We see no reason to extend this opinion to answer in detail the contentions: (1) that the user agreements, under which Empire will make use of the stadium facility in connection with the operation of the Bears and the Broncos professional sports teams, amount to an unlawful delegation of powers which can only be exercised by the City; and (2) that the provision contained in the user agreement, under which a service charge would be made based on a percentage of the purchase price of admission tickets to the stadium, violates Article X, Section 3, of the Colorado Constitution.
With reference to (1) above, it is sufficient to say that the user agreement here in question does not delegate powers to Empire, or to any other entity, in violation of law. The facts involved in the instant case are clearly distinguishable from those involved in Four-County Metropolitan Capital Improvement District v. Board of County Commissioners of Adams County, 149 Colo. 284, 369 P.2d 67. The opinion in that case is not in any manner applicable to the case at bar.
With reference to the 5% or possible 10% service charge mentioned in (2) above, the matter seems to have been presented for the first time in this court. Even here, all that is said to support the argument in the 117 page typewritten brief of Ginsberg is based on the assertion that the service charge is a "tax." The complete argument, after quoting the constitutional provision that, "All taxes shall be uniform * * *" (Article X, Sec. 3), is as follows:"It does not appear that the taxes, then, are to be levied willy-nilly by private treaty, in whatever manner may be agreed upon therein. If the device essayed is a tax, it is unconstitutional *692 under this provison upon its face.
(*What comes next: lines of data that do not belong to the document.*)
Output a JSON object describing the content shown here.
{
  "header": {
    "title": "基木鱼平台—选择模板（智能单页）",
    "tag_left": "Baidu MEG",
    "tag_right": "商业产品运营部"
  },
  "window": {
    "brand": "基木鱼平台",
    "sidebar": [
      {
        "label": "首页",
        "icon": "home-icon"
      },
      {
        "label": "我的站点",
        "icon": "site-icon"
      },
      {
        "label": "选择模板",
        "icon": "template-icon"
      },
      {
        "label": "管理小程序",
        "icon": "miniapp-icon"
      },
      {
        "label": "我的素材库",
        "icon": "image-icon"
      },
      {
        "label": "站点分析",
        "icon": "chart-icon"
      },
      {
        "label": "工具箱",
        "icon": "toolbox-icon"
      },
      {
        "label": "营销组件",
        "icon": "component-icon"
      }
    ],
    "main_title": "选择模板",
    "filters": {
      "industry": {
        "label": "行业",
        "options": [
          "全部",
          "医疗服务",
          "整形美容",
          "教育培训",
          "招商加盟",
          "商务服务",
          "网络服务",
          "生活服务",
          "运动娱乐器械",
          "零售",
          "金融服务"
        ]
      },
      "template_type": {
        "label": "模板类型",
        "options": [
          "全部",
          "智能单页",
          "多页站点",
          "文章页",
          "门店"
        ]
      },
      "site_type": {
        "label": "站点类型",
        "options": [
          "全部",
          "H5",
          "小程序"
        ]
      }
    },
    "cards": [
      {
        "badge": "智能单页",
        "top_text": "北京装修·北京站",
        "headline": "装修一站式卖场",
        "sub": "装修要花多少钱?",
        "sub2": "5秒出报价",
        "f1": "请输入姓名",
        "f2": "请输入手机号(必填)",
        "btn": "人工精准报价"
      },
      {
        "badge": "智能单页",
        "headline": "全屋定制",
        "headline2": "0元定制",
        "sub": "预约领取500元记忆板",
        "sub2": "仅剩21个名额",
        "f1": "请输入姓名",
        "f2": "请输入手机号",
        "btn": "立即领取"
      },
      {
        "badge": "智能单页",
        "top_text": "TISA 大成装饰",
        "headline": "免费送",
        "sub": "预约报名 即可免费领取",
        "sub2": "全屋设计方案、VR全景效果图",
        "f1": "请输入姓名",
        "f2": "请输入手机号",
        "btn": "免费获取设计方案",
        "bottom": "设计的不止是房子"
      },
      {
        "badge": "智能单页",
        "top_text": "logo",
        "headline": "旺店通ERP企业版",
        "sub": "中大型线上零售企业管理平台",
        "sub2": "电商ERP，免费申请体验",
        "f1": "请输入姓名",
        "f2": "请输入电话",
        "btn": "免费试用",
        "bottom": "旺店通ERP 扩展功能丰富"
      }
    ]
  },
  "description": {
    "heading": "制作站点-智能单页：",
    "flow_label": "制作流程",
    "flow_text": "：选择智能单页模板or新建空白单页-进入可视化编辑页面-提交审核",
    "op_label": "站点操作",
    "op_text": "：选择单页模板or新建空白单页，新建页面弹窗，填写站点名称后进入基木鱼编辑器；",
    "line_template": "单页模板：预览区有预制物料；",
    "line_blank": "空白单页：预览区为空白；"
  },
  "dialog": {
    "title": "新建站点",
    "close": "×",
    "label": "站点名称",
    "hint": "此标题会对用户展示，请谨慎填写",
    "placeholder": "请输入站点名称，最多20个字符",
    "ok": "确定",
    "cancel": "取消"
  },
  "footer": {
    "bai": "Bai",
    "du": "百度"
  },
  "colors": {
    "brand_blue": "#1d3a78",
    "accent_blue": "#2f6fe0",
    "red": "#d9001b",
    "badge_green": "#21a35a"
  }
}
If it is not a tax then it is difficult to see upon what basis it is levied at all."
The answer is a simple one. The "service charge" is not a tax. It is an additional percentage rental which the City reserves the right to demand. It is not unlike a toll charge which is universally held not to be a tax. It is one of the conditions inseparably connected with the obligations of the parties under the lease agreements entered into between them. The City is given express power, by the terms of Article XX, Section 1, of the Colorado Constitution to:"* * * purchase, receive, hold and enjoy, or sell and dispose of, real and personal property; may receive bequests, gifts, and donations of all kinds of property * * *; and do all things and acts necessary to carry out the purposes of such gifts, bequests and donations, with power to manage, sell, lease or otherwise dispose of the same in accordance with the terms of the gift, bequest or trust, * * *."
Having the power to lease, the City has authority to agree by contract on the "service charges" to be collected from those who make use of the facility.
From all that has been stated above, it is clear that the reasonable conditions set forth in the user agreements, the objective of which is to accomplish the purposes intended by the overall transaction, are well within the powers conferred upon the City.
The judgment is affirmed.